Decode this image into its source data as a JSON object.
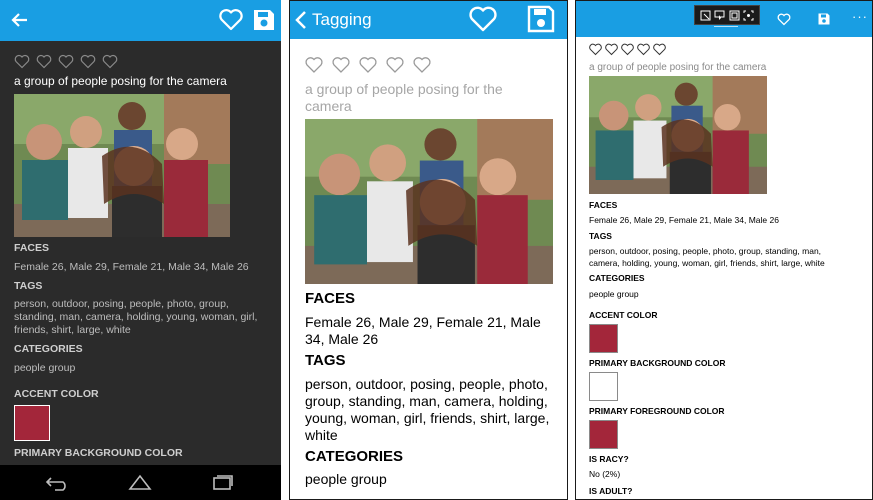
{
  "content": {
    "caption": "a group of people posing for the camera",
    "faces_heading": "FACES",
    "faces": "Female 26, Male 29, Female 21, Male 34, Male 26",
    "tags_heading": "TAGS",
    "tags": "person, outdoor, posing, people, photo, group, standing, man, camera, holding, young, woman, girl, friends, shirt, large, white",
    "categories_heading": "CATEGORIES",
    "categories": "people group",
    "accent_color_heading": "ACCENT COLOR",
    "primary_background_heading": "PRIMARY BACKGROUND COLOR",
    "primary_foreground_heading": "PRIMARY FOREGROUND COLOR",
    "is_racy_heading": "IS RACY?",
    "is_racy": "No  (2%)",
    "is_adult_heading": "IS ADULT?",
    "rating": 0,
    "rating_max": 5
  },
  "android": {
    "back_icon": "arrow-left-icon",
    "favorite_icon": "heart-outline-icon",
    "save_icon": "save-icon",
    "nav_icons": [
      "back-nav-icon",
      "home-nav-icon",
      "recent-apps-icon"
    ]
  },
  "ios": {
    "back_label": "Tagging",
    "back_icon": "chevron-left-icon",
    "favorite_icon": "heart-outline-icon",
    "save_icon": "save-icon"
  },
  "windows": {
    "toolbar_icons": [
      "select-icon",
      "cursor-icon",
      "window-icon",
      "scan-icon"
    ],
    "favorite_icon": "heart-outline-icon",
    "save_icon": "save-icon",
    "more_label": "···"
  },
  "colors": {
    "app_bar": "#199ee3",
    "accent": "#a3263a",
    "primary_background": "#ffffff",
    "primary_foreground": "#a3263a",
    "android_background": "#2b2b2b"
  }
}
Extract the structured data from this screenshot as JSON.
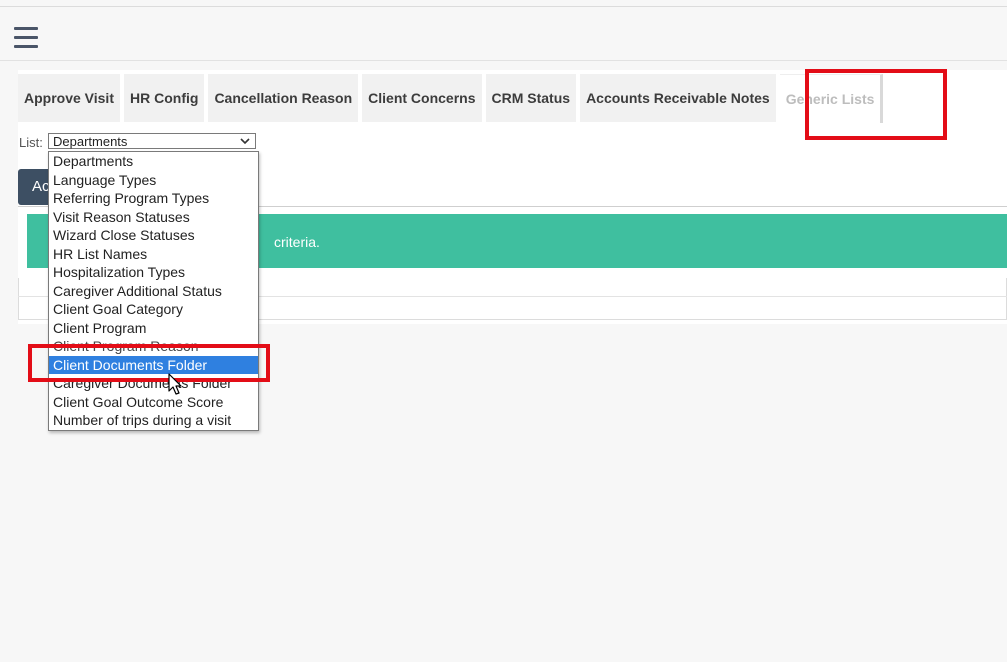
{
  "header": {
    "menu_icon": "hamburger-menu-icon"
  },
  "tabs": [
    {
      "label": "Approve Visit",
      "active": false
    },
    {
      "label": "HR Config",
      "active": false
    },
    {
      "label": "Cancellation Reason",
      "active": false
    },
    {
      "label": "Client Concerns",
      "active": false
    },
    {
      "label": "CRM Status",
      "active": false
    },
    {
      "label": "Accounts Receivable Notes",
      "active": false
    },
    {
      "label": "Generic Lists",
      "active": true
    }
  ],
  "list_filter": {
    "label": "List:",
    "selected_value": "Departments",
    "options": [
      "Departments",
      "Language Types",
      "Referring Program Types",
      "Visit Reason Statuses",
      "Wizard Close Statuses",
      "HR List Names",
      "Hospitalization Types",
      "Caregiver Additional Status",
      "Client Goal Category",
      "Client Program",
      "Client Program Reason",
      "Client Documents Folder",
      "Caregiver Documents Folder",
      "Client Goal Outcome Score",
      "Number of trips during a visit"
    ],
    "highlighted_option": "Client Documents Folder"
  },
  "add_button": {
    "label": "Ac"
  },
  "alert": {
    "text": "criteria."
  },
  "colors": {
    "alert_bg": "#3fbf9f",
    "highlight_red": "#e30d17",
    "selected_option_bg": "#2f80e0",
    "button_bg": "#3d4f63"
  }
}
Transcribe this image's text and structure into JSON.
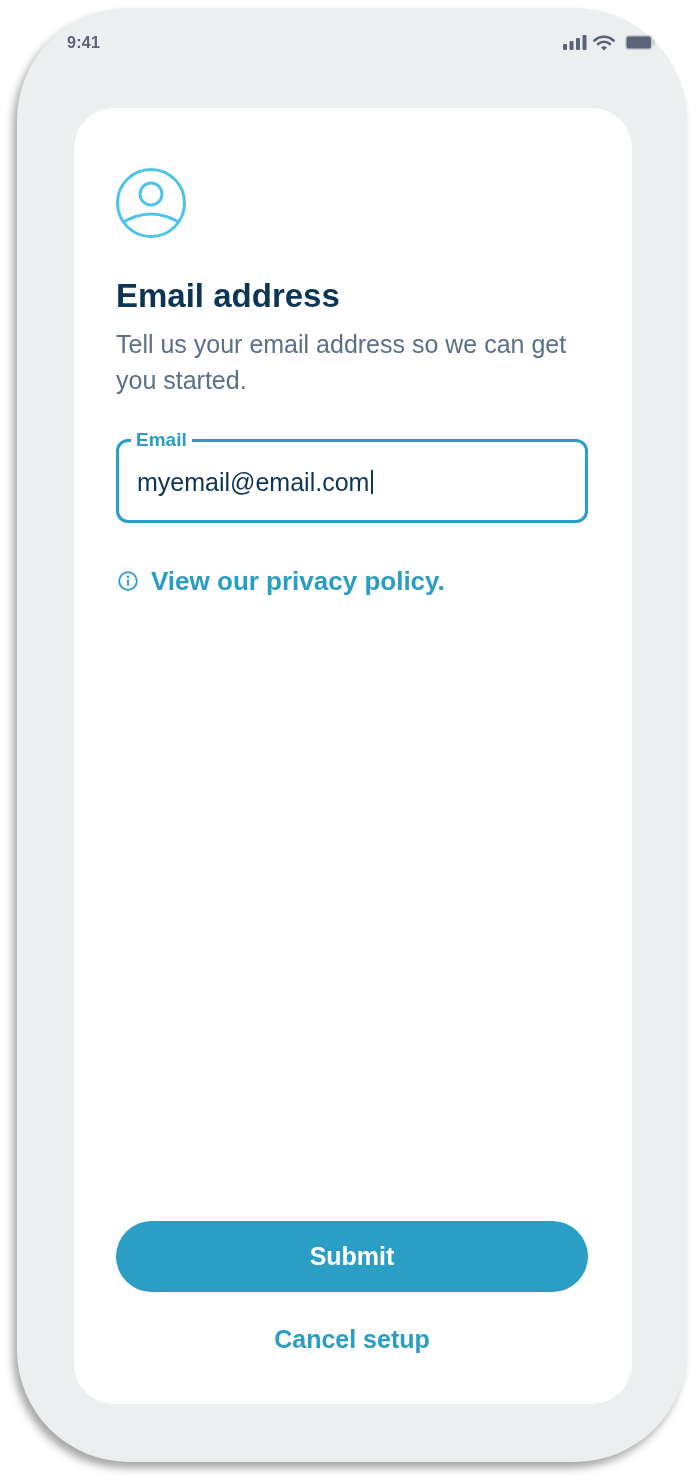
{
  "status_bar": {
    "time": "9:41"
  },
  "screen": {
    "title": "Email address",
    "description": "Tell us your email address so we can get you started.",
    "email_field": {
      "label": "Email",
      "value": "myemail@email.com",
      "focused": true
    },
    "privacy_link": "View our privacy policy."
  },
  "actions": [
    {
      "kind": "primary",
      "label": "Submit"
    },
    {
      "kind": "link",
      "label": "Cancel setup"
    }
  ]
}
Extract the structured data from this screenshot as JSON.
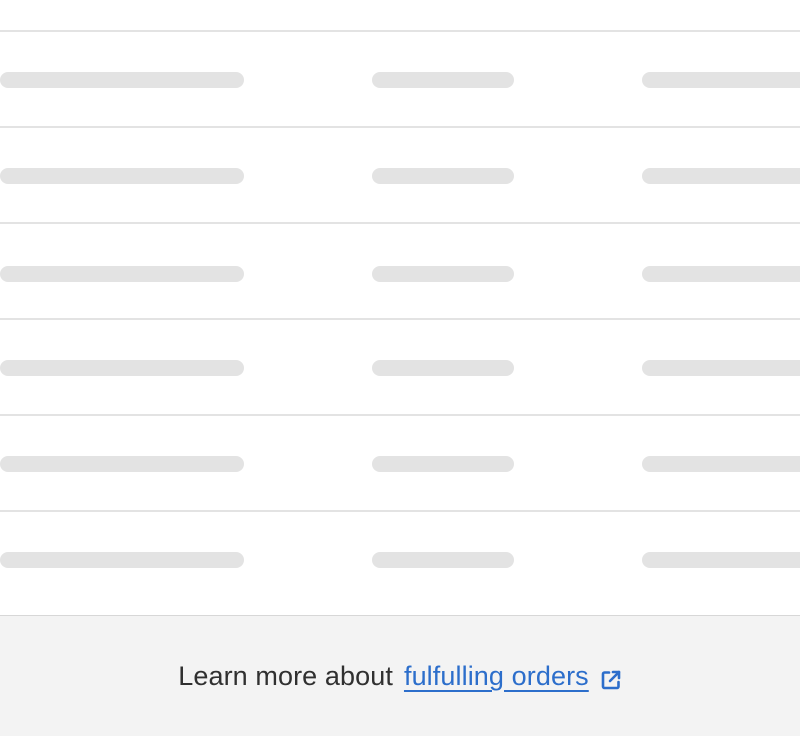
{
  "table": {
    "rows": [
      {
        "state": "loading"
      },
      {
        "state": "loading"
      },
      {
        "state": "loading"
      },
      {
        "state": "loading"
      },
      {
        "state": "loading"
      },
      {
        "state": "loading"
      }
    ]
  },
  "footer": {
    "prefix": "Learn more about",
    "link_label": "fulfulling orders",
    "link_icon": "external-link-icon"
  },
  "colors": {
    "background": "#f3f3f3",
    "card": "#ffffff",
    "skeleton": "#e3e3e3",
    "link": "#2c6ecb",
    "text": "#303030"
  }
}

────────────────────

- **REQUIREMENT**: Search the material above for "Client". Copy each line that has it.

- **ANSWER BELOW**:
      "label": "Client Concerns",
      "Client Goal Category",
      "Client Program",
      "Client Program Reason",
      "Client Documents Folder",
      "Client Goal Outcome Score",
    "highlighted_option": "Client Documents Folder"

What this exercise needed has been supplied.